Poker is an exciting card game that requires skill, patience, and a lot of concentration. It is an excellent way to learn critical thinking and analysis skills, and it also helps you build a stronger sense of control over your emotions. It can be a fun and rewarding hobby, or it can be used to make money as a professional player.
You can improve your odds of winning the game by playing against players who are a good match for your skill level. This will help you increase your win rate and decrease your loss rates, making it easier for you to earn a profit over the long term.
Poker requires you to think about your chances of winning and losing before you place any money in the pot, and it is important to learn how to manage your risks. You should never bet more than you can afford to lose, and you should always know when to quit the game if you feel like you’re in trouble.
Having an understanding of ranges is vital for winning at poker, as it will allow you to work out what hand your opponent is likely to have and how likely they are to bet a certain amount when they do have it. Once you understand this, you can develop your own strategy to beat your opponent’s hands and make more money in the long run.
Being able to read body language is another critical skill for poker players, as it allows them to spot tells and bluffs in the game. It can also be useful in other situations, such as giving a presentation or guiding a group of people.
Becoming a better poker player is often a slow process, but it can pay off in the long run. In fact, it’s one of the reasons why many people choose to play the game for a living.
Practicing regularly is another great way to improve your skills at poker, and it’s easy to get started. Almost every poker site offers free lessons on how to play the game, and you can even find forums where some of the top players post their strategies and tips.
Learning to deal cards efficiently is a crucial skill for poker players, as it allows them and their dealers to be more efficient in the game. This will reduce the time it takes for each hand to be dealt, which makes the game more enjoyable for everyone.
You should also focus on improving your ability to identify weak or strong hands, and determining the best time to bet.
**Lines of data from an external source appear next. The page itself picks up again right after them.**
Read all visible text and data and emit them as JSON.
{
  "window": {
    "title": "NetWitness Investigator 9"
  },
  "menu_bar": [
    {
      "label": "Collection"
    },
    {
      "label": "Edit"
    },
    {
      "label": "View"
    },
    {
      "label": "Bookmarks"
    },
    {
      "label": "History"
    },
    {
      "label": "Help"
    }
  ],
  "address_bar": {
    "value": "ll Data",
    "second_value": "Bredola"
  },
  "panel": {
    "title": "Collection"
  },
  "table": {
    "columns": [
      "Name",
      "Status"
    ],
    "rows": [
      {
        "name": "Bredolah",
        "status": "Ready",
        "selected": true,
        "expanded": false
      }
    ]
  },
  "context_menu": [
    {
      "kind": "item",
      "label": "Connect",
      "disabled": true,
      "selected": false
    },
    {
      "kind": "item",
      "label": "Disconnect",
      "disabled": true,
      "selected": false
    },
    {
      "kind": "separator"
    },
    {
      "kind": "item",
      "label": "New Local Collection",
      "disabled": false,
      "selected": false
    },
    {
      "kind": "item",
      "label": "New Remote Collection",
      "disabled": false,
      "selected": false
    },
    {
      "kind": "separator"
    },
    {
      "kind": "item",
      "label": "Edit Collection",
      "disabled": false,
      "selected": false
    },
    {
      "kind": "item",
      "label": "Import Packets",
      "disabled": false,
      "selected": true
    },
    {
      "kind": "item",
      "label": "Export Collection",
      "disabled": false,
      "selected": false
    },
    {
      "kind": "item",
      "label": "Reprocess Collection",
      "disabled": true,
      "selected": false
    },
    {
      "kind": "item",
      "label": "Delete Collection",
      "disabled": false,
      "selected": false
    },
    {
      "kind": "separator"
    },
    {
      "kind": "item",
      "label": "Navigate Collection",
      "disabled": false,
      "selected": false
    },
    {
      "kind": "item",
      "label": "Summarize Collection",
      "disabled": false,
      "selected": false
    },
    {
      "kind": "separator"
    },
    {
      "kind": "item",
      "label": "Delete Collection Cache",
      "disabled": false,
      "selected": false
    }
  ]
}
It’s also helpful to be able to figure out when it’s a good time to call or fold based on the pot odds and potential returns, which will help you make more money over the long run.
The game of poker is also a very social one, so it’s important to be able to communicate with other players in a timely manner. This will make the game more enjoyable and allow you to gain a wider perspective on other players’ habits and strategies.